On Monday, I tied my hair back to work. That was not the plan. Usually, my hair is freshly done on the first day of the work week and then I progress to tying it back towards Friday. That was the plan – I was supposed to wear it out in a bob on Monday – and I worked towards that plan. But the thing I didn’t think could happen was the thing that made me abandon the plan and tie my hair back.
Okay. The story. On Saturday, I conditioned my hair and put it in a wrap. On Sunday, I kept it in the wrap all day so that it would hold its shape for most of the week. On Sunday evening, I thought about straightening it and putting it back in the wrap, but I decided against it. I thought it’ll be better to straighten it on Monday morning so that it would be fresh and I won’t have to redo any portions in the morning. That seemed logical. So I put the hair back in a wrap, tied a satin scarf, put a bonnet on it as insurance, gathered all the things I would need in the morning and put them in front of the mirror, and went to bed.
In my neighborhood in Lagos, Nigeria we have 24-hour power supply. Outside Nigeria, that will not be something you have to tell anyone. In Nigeria, power outages are a thing. There are no warnings. Your lights go out and that’s the end of the story. It does not count as an emergency. It’s not an ‘oh, no!’ or an ‘oh, my!’, it’s an ‘oh, okay’. There is no need to clutch any pearls. If you have a generator, you go outside, switch it on and continue your life. Otherwise, you enjoy the darkness and the heat. If you have a generator and there is no fuel in it, you join the party in the hot darkness. If your generator has fuel, but the starting mechanism is bad and you don’t have a rope to use as a back up (only the OGs will know about this), you have a VVIP pass to the party. If your battery is faulty or you have not serviced the engine of that generator, baby, you already know you’re in the party.
But that party does not hold in my neighborhood. Or so I thought. We had had electricity for months. The only time the electricity went out was when individual households ran out of units on their meter. This is not a general issue, it’s an individual one. The solution is to this is to put units on your meter. We usually have a backup on our card so that, if we were to run out, we have enough to keep the lights on until we can go to the electricity company and recharge. So I expected that when I turned on the light switch on Monday morning, the lights will come on.
On Monday morning, the lights did not come on. I don’t know why the lights did not come on. The lights should have come on. But they didn’t. But we have a generator, I thought to myself, I’ll go and turn it on. Two problems there: there was no diesel in the generator and the battery was dead. At this point two things came to mind: I should have straightened my hair on Sunday evening and what’s the point of having a generator that does not do the work of generating power? I’ll like to talk a little more about the second thought.

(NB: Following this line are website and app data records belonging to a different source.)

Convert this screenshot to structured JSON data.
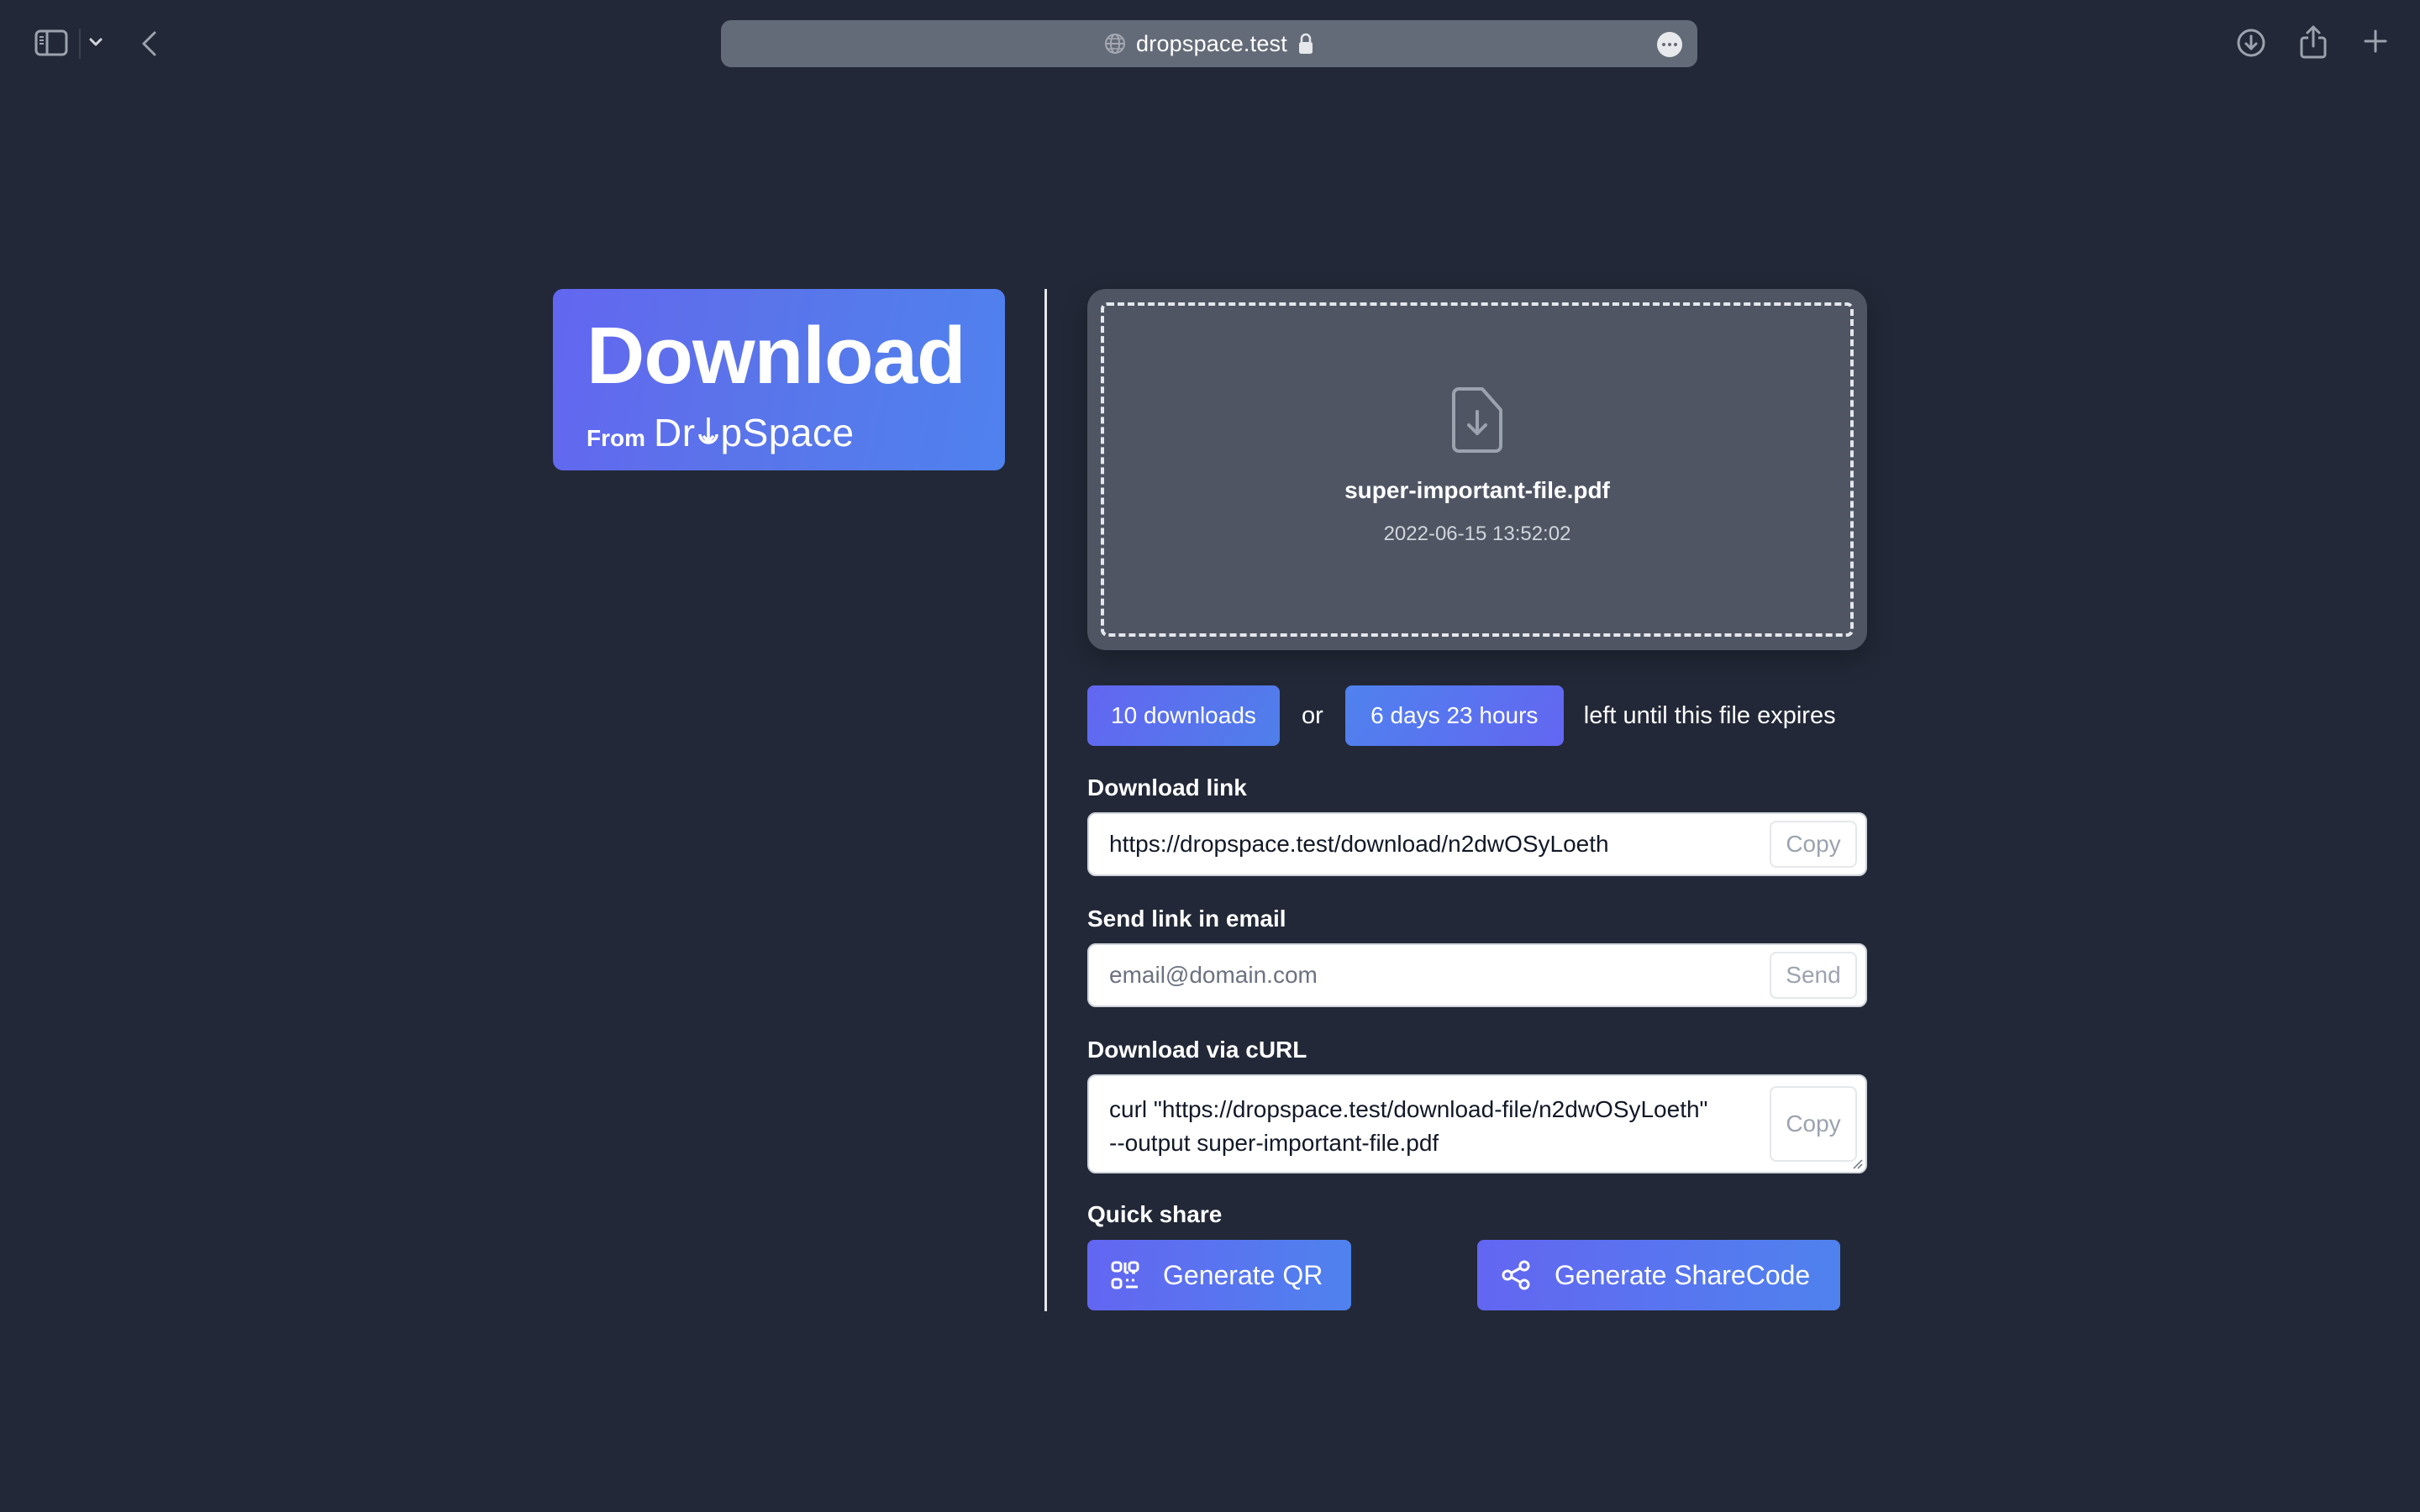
{
  "browser": {
    "address_bar": {
      "url": "dropspace.test",
      "secure": true
    },
    "left_icons": [
      "sidebar-icon",
      "chevron-down-icon",
      "back-icon"
    ],
    "right_icons": [
      "downloads-icon",
      "share-icon",
      "new-tab-icon"
    ]
  },
  "banner": {
    "title": "Download",
    "from_label": "From",
    "brand": "DrⓞpSpace",
    "brand_parts": {
      "before": "Dr",
      "after": "pSpace"
    }
  },
  "file": {
    "name": "super-important-file.pdf",
    "uploaded_at": "2022-06-15 13:52:02",
    "icon": "file-download-icon"
  },
  "expiry": {
    "downloads_badge": "10 downloads",
    "or_text": "or",
    "time_badge": "6 days 23 hours",
    "suffix": "left until this file expires"
  },
  "download_link": {
    "label": "Download link",
    "value": "https://dropspace.test/download/n2dwOSyLoeth",
    "button": "Copy"
  },
  "email": {
    "label": "Send link in email",
    "value": "",
    "placeholder": "email@domain.com",
    "button": "Send"
  },
  "curl": {
    "label": "Download via cURL",
    "value": "curl \"https://dropspace.test/download-file/n2dwOSyLoeth\"\n--output super-important-file.pdf",
    "button": "Copy"
  },
  "quick_share": {
    "label": "Quick share",
    "qr_button": "Generate QR",
    "sharecode_button": "Generate ShareCode"
  },
  "colors": {
    "background": "#222837",
    "accent_indigo": "#6366f1",
    "accent_blue": "#4f82ee",
    "card": "#4f5563",
    "address_bar": "#646b78"
  }
}
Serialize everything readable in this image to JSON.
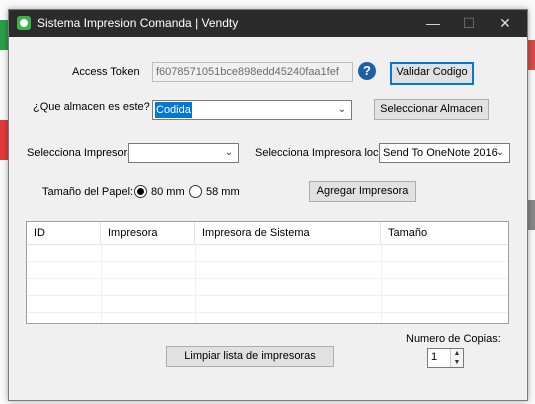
{
  "window": {
    "title": "Sistema Impresion Comanda | Vendty"
  },
  "access_token": {
    "label": "Access Token",
    "value": "f6078571051bce898edd45240faa1fef"
  },
  "validate_button": "Validar Codigo",
  "help_icon_text": "?",
  "warehouse": {
    "label": "¿Que almacen es este?",
    "selected": "Codida",
    "button": "Seleccionar Almacen"
  },
  "printer": {
    "label": "Selecciona Impresora",
    "selected": ""
  },
  "local_printer": {
    "label": "Selecciona Impresora local",
    "selected": "Send To OneNote 2016"
  },
  "paper": {
    "label": "Tamaño del Papel:",
    "options": [
      "80 mm",
      "58 mm"
    ],
    "selected": "80 mm"
  },
  "add_printer_button": "Agregar Impresora",
  "table": {
    "columns": [
      "ID",
      "Impresora",
      "Impresora de Sistema",
      "Tamaño"
    ],
    "rows": []
  },
  "clear_button": "Limpiar lista de impresoras",
  "copies": {
    "label": "Numero de Copias:",
    "value": "1"
  },
  "icons": {
    "minimize": "minimize-icon",
    "maximize": "maximize-icon",
    "close": "close-icon"
  }
}
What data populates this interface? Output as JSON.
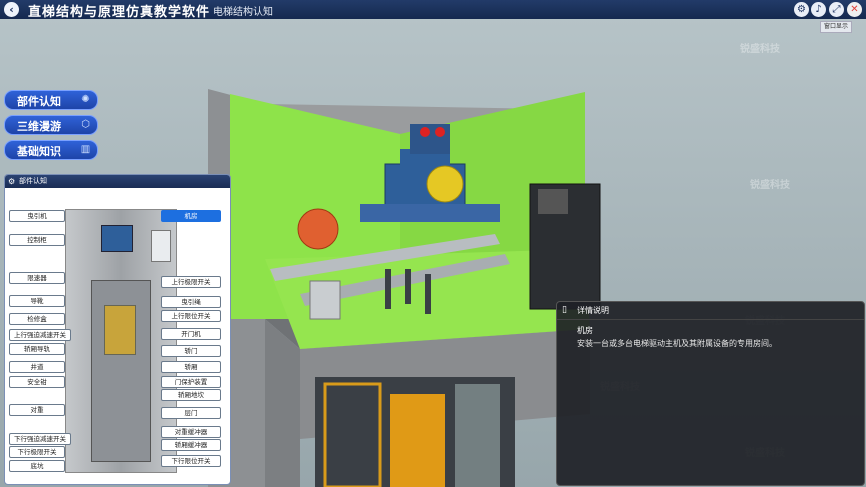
{
  "topbar": {
    "app_title": "直梯结构与原理仿真教学软件",
    "module_title": "电梯结构认知",
    "tooltip": "窗口显示",
    "icons": [
      "back-icon",
      "gear-icon",
      "speaker-icon",
      "fullscreen-icon",
      "close-icon"
    ]
  },
  "menu": [
    {
      "label": "部件认知",
      "icon": "spinner-icon"
    },
    {
      "label": "三维漫游",
      "icon": "cube-icon"
    },
    {
      "label": "基础知识",
      "icon": "book-icon"
    }
  ],
  "parts_panel": {
    "title": "部件认知",
    "left_labels": [
      "曳引机",
      "控制柜",
      "限速器",
      "导靴",
      "检修盒",
      "上行强迫减速开关",
      "轿厢导轨",
      "井道",
      "安全钳",
      "对重",
      "下行强迫减速开关",
      "下行极限开关",
      "底坑"
    ],
    "right_labels": [
      "机房",
      "上行极限开关",
      "曳引绳",
      "上行限位开关",
      "开门机",
      "轿门",
      "轿厢",
      "门保护装置",
      "轿厢地坎",
      "层门",
      "对重缓冲器",
      "轿厢缓冲器",
      "下行限位开关"
    ],
    "selected": "机房"
  },
  "detail_panel": {
    "title": "详情说明",
    "name": "机房",
    "description": "安装一台或多台电梯驱动主机及其附属设备的专用房间。"
  },
  "watermark": "锐盛科技",
  "colors": {
    "accent": "#1d6fe0",
    "green_wall": "#8ee34a",
    "machine_blue": "#2e5f9a"
  }
}
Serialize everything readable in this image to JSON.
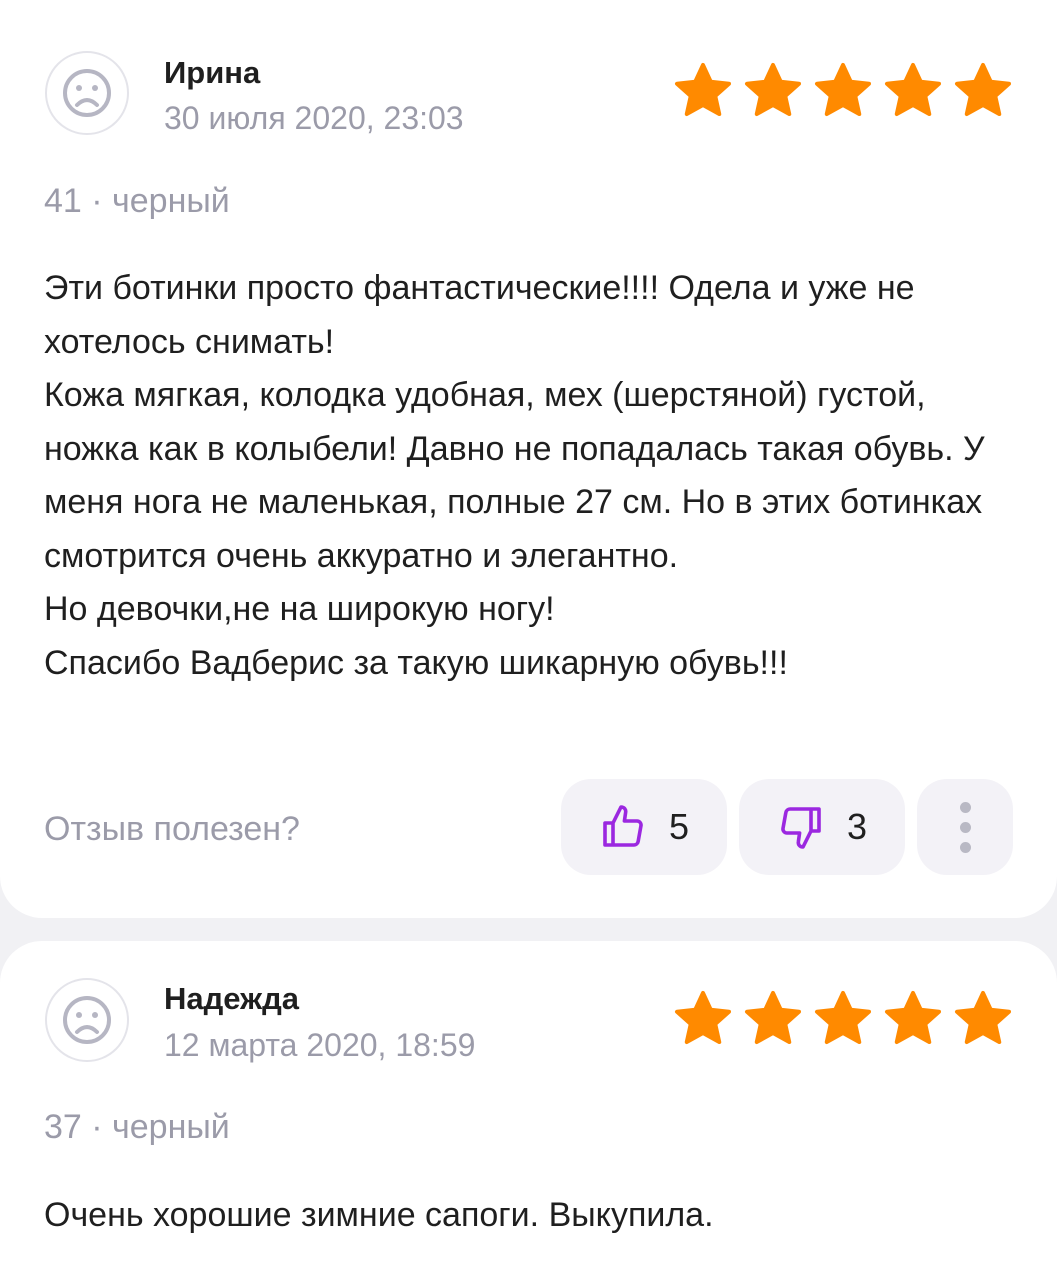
{
  "reviews": [
    {
      "author": "Ирина",
      "date": "30 июля 2020, 23:03",
      "rating": 5,
      "variant": "41 · черный",
      "text_lines": [
        "Эти ботинки просто фантастические!!!! Одела и уже не хотелось снимать!",
        "Кожа мягкая, колодка удобная, мех (шерстяной) густой, ножка как в колыбели! Давно не попадалась такая обувь. У меня нога не маленькая, полные 27 см. Но в этих ботинках смотрится очень аккуратно и элегантно.",
        "Но девочки,не на широкую ногу!",
        "Спасибо Вадберис за такую шикарную обувь!!!"
      ],
      "helpful_label": "Отзыв полезен?",
      "likes": "5",
      "dislikes": "3"
    },
    {
      "author": "Надежда",
      "date": "12 марта 2020, 18:59",
      "rating": 5,
      "variant": "37 · черный",
      "text_lines": [
        "Очень хорошие зимние сапоги. Выкупила."
      ]
    }
  ],
  "colors": {
    "star": "#ff8a00",
    "accent": "#9b28e0",
    "muted_text": "#9b9ba9",
    "background": "#f1f1f4"
  },
  "icons": {
    "avatar": "sad-face-icon",
    "star": "star-icon",
    "like": "thumbs-up-icon",
    "dislike": "thumbs-down-icon",
    "more": "more-vertical-icon"
  }
}
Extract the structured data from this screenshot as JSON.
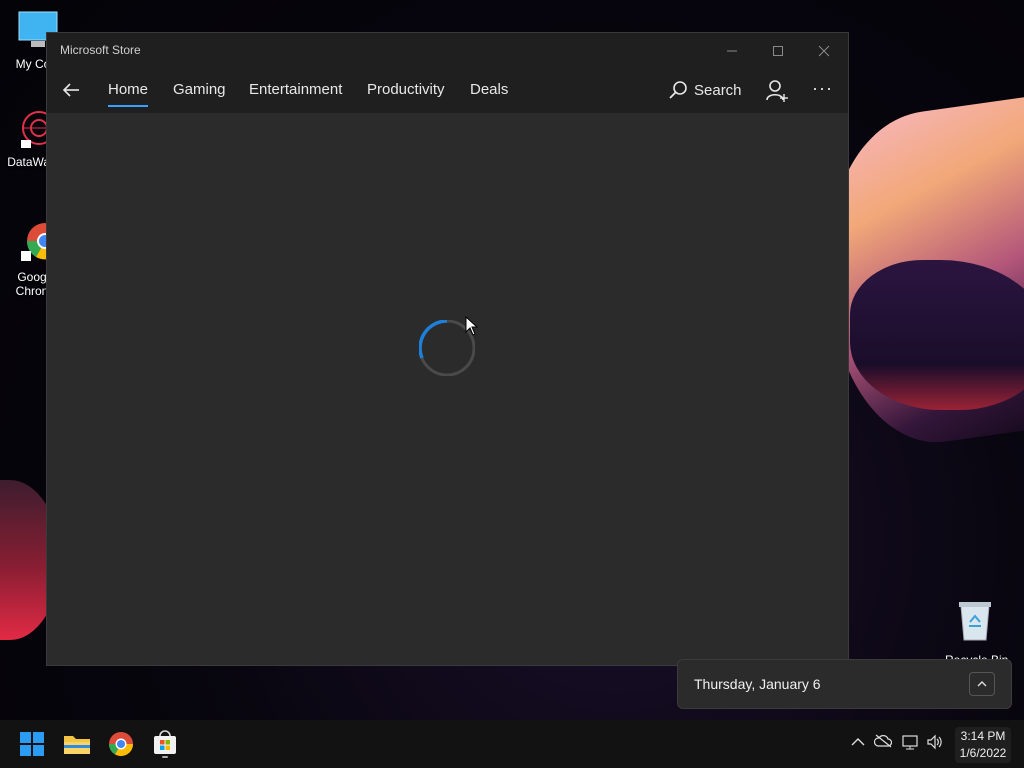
{
  "desktop": {
    "icons": [
      {
        "label": "My Com"
      },
      {
        "label": "DataWag"
      },
      {
        "label": "Goog\nChron"
      }
    ],
    "recycle_bin_label": "Recycle Bin"
  },
  "window": {
    "title": "Microsoft Store",
    "tabs": [
      {
        "label": "Home",
        "active": true
      },
      {
        "label": "Gaming"
      },
      {
        "label": "Entertainment"
      },
      {
        "label": "Productivity"
      },
      {
        "label": "Deals"
      }
    ],
    "search_label": "Search",
    "more_label": "···"
  },
  "flyout": {
    "date": "Thursday, January 6"
  },
  "taskbar": {
    "time": "3:14 PM",
    "date": "1/6/2022",
    "accent": "#3aa0ff"
  }
}
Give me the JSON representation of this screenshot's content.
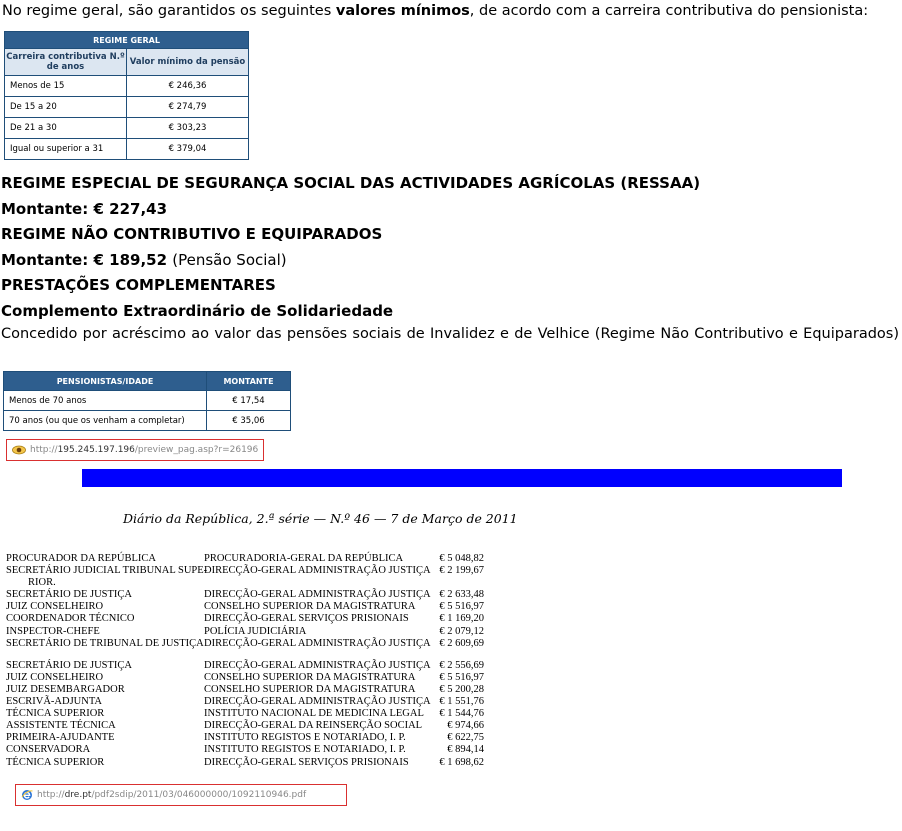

When I boil it down, the reason I tied my hair back is that the generator wasn’t working not that there was no electricity. No, that is not correct. The reason is I did not envisage a situation where the electricity will go out inexplicably and was not prepared for it. Before the advent of 24 hour electricity, we had a diesel supply guy who filled the generator tank every week and left a reserve. We also had a contract with a repair company to service the generator and ensure that everything was working appropriately. That stopped when the electricity supply became irregular and we did not see the need for a backup.
I read a quote once that spoke to the fact that the difference between the thing that may go wrong and the thing that cannot possibly go wrong is that when they go wrong, one is quick and simple to fix and the other is almost always impossible to fix. You can guess which is which. You may also have heard that the punch you don’t see coming is the one that takes you out. Well, what in your life cannot possibly go wrong?